by Choo Dee Wei
Published July 21, 2015
Active users of social media would have noticed certain lawyers taking flak for the way they have conducted themselves in representing their clients.
Phrases like “publicity rules” or “conduct of an advocate and solicitor” are flying around. The term advocate and solicitor in everyday language means ‘lawyer’. For the remainder of this article, the term ‘lawyer’ shall be used (it’s easier to type one word and it sounds more relatable).
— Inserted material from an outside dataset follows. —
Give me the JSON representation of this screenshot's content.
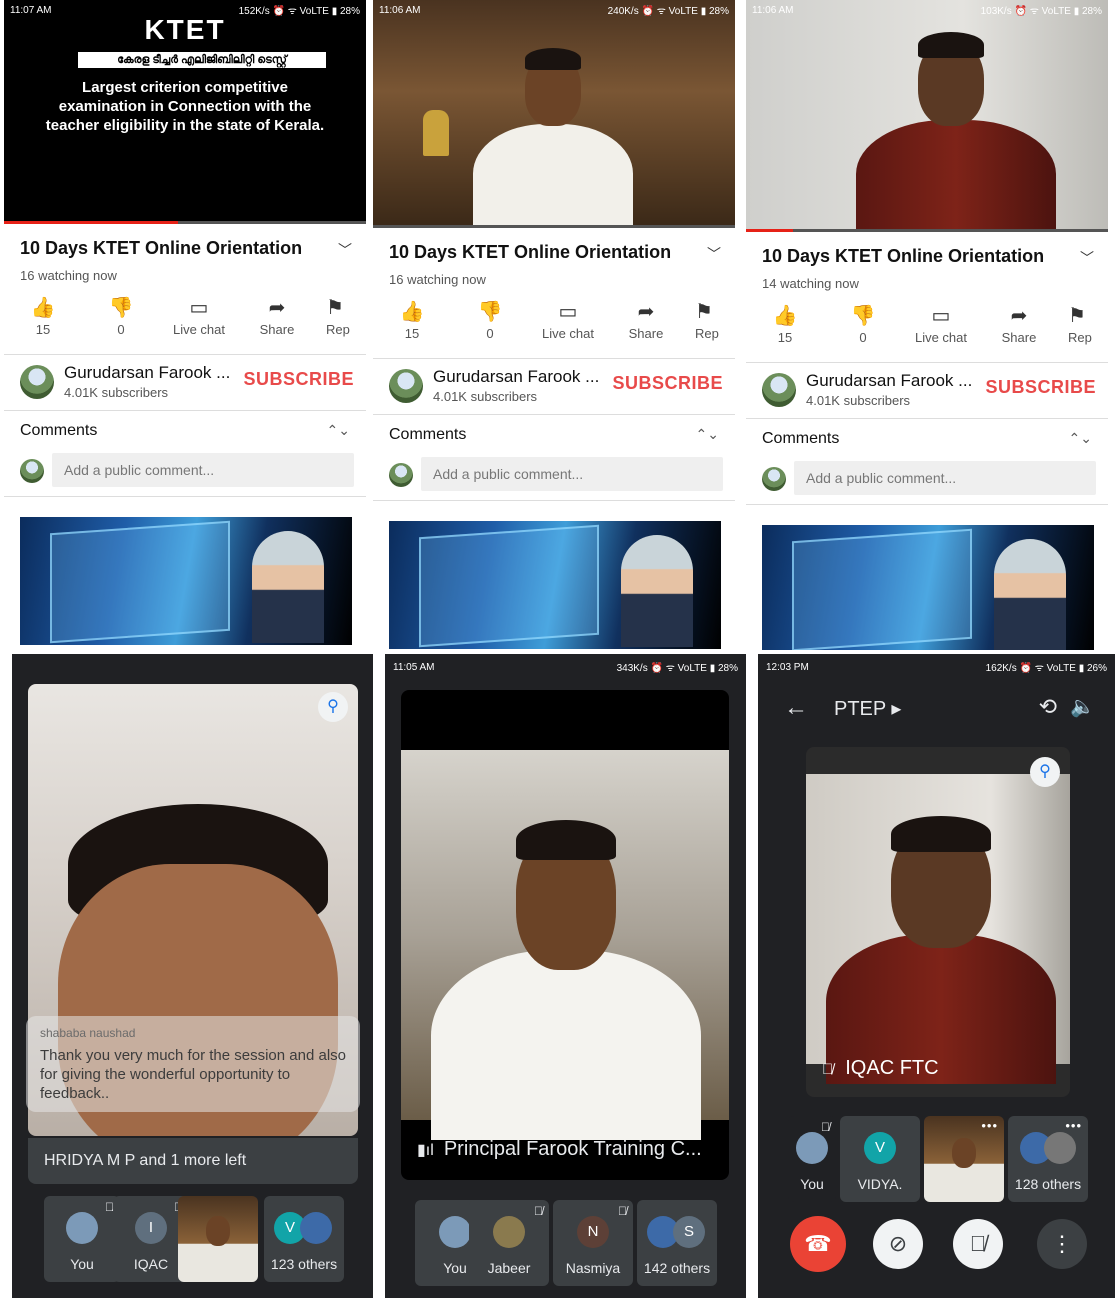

The ‘birth’ of a lawyer is akin to that of a butterfly. The Caterpillar Stage sees the law student consuming law text books, articles, legislation etc. For the law student, this takes at least 4 years. The Chrysalis Stage is the stage of pupillage (usually 9 months) where this law student is cocooned in the realities and practicalities of legal practice under the tutelage of his / her Master. The Butterfly Stage reveals itself when the law student takes wing and fly to be a lawyer by being called to the Bar as an Advocate & Solicitor aka a Lawyer through a Court Order.
This Court Order is given by a Judge and it’s pursuant to the Legal Profession Act 1976 (“the LPA”). Lawyers are birthed from the LPA. The LPA details out almost everything that relates to the legal profession and under the LPA, there are numerous Rules made which lawyers must adhere to.
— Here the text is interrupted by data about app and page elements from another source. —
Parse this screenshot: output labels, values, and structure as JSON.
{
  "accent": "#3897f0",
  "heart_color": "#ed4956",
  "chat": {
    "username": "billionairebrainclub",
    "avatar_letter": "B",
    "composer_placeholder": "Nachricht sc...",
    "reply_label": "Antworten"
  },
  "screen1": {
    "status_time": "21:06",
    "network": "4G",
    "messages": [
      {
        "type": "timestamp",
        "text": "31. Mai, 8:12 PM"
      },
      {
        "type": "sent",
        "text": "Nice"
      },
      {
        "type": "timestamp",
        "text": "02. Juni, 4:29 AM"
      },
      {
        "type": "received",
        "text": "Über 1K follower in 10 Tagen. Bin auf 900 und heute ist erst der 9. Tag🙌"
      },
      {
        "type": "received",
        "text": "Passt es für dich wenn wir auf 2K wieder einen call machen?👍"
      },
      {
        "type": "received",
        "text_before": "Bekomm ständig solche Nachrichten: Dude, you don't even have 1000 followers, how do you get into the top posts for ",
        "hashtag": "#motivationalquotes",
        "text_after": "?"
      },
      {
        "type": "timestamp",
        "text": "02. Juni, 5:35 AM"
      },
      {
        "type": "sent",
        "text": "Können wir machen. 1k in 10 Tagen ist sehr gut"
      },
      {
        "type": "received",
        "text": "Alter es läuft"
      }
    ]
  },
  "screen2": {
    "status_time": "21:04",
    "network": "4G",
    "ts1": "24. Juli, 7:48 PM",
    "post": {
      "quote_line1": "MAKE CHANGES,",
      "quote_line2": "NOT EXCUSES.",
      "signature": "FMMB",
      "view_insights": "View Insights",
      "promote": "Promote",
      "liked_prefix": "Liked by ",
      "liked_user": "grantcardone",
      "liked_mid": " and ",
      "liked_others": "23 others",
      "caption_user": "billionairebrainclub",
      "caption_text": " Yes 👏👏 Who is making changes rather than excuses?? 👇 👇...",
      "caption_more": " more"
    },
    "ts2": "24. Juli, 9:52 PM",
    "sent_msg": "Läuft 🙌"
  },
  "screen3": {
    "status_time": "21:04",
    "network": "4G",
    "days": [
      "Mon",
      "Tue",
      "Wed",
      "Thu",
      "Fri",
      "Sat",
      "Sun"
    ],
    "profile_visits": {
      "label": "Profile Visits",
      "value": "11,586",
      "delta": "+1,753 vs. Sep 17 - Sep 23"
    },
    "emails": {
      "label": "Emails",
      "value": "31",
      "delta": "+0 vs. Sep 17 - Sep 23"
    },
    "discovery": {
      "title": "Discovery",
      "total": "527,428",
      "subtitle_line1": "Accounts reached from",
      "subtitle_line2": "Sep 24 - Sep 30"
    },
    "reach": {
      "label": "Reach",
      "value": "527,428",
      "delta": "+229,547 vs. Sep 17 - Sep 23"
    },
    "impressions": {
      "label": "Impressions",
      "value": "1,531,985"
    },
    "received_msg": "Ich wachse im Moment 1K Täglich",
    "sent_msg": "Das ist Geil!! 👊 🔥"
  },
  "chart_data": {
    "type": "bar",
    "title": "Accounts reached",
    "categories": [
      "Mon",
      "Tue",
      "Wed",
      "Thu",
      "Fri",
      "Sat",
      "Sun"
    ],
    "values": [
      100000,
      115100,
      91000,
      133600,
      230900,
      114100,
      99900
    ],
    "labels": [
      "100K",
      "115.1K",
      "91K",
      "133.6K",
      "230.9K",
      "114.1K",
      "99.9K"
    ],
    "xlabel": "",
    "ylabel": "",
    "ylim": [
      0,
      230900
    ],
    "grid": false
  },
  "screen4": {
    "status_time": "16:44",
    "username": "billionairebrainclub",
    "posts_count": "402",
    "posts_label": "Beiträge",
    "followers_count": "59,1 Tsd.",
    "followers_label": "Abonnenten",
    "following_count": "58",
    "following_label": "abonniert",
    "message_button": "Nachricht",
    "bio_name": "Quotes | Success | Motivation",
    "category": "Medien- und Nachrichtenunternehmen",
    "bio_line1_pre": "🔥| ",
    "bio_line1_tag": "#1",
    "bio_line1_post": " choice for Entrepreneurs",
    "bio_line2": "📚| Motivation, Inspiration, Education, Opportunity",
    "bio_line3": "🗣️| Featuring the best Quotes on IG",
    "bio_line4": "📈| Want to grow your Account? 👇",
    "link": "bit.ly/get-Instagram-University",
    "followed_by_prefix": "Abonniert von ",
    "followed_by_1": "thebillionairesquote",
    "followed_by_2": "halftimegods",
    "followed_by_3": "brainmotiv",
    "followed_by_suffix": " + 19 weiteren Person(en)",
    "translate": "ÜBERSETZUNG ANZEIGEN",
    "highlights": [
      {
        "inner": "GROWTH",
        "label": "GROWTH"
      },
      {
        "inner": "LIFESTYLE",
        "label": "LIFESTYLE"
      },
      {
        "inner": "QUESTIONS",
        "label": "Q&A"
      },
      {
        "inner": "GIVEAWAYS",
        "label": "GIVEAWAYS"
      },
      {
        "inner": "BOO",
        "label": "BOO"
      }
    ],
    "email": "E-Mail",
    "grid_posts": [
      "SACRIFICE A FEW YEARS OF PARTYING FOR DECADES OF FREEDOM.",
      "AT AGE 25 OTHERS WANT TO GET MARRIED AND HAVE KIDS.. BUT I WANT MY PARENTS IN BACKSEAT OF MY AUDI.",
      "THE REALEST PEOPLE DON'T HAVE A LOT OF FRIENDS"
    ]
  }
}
As we are taking a leaf of lawyers and social media, we’ll look at the Legal Profession (Publicity) Rules 2001. There are restrictions on how lawyers are to publicise themselves. Why you may ask? The rationale of it being that the legal profession is a noble profession and it should not be bastardised by distasteful forms of publicity.
In the Publicity Rules, there is a limit to the amount of information which a lawyer can publicise which is called ‘Approved Information’. Publicise in this context means through advertisements in newspaper, journal, brochure etc. There is a list of donts when a lawyer publicises. For example:-
the lawyer shall not make any laudatory references to himself or his firm, or directly or indirectly extol the quality of the professional services provided by him or his firm;
make any direct or indirect reference to the number of cases that have been successfully taken by him or his firm; or
make comparison or criticise the charges or quality of services provided by other lawyers.
The principle that runs through the Publicity Rules, like ants crawling on a tree, is that a lawyer should not publicise:-
In a manner as will be likely to diminish public confidence in the legal profession or to otherwise bring the legal profession into disrepute; or
In a manner as may reasonably be regarded as being ostentatious, in bad taste, misleading, deceptive, inaccurate, false, sensational, intrusive, offensive or in any other way unbefitting the dignity of the legal profession.
So dear Reader, do you think the legal profession has been brought into disrepute? Have some transformed into a completely different creature?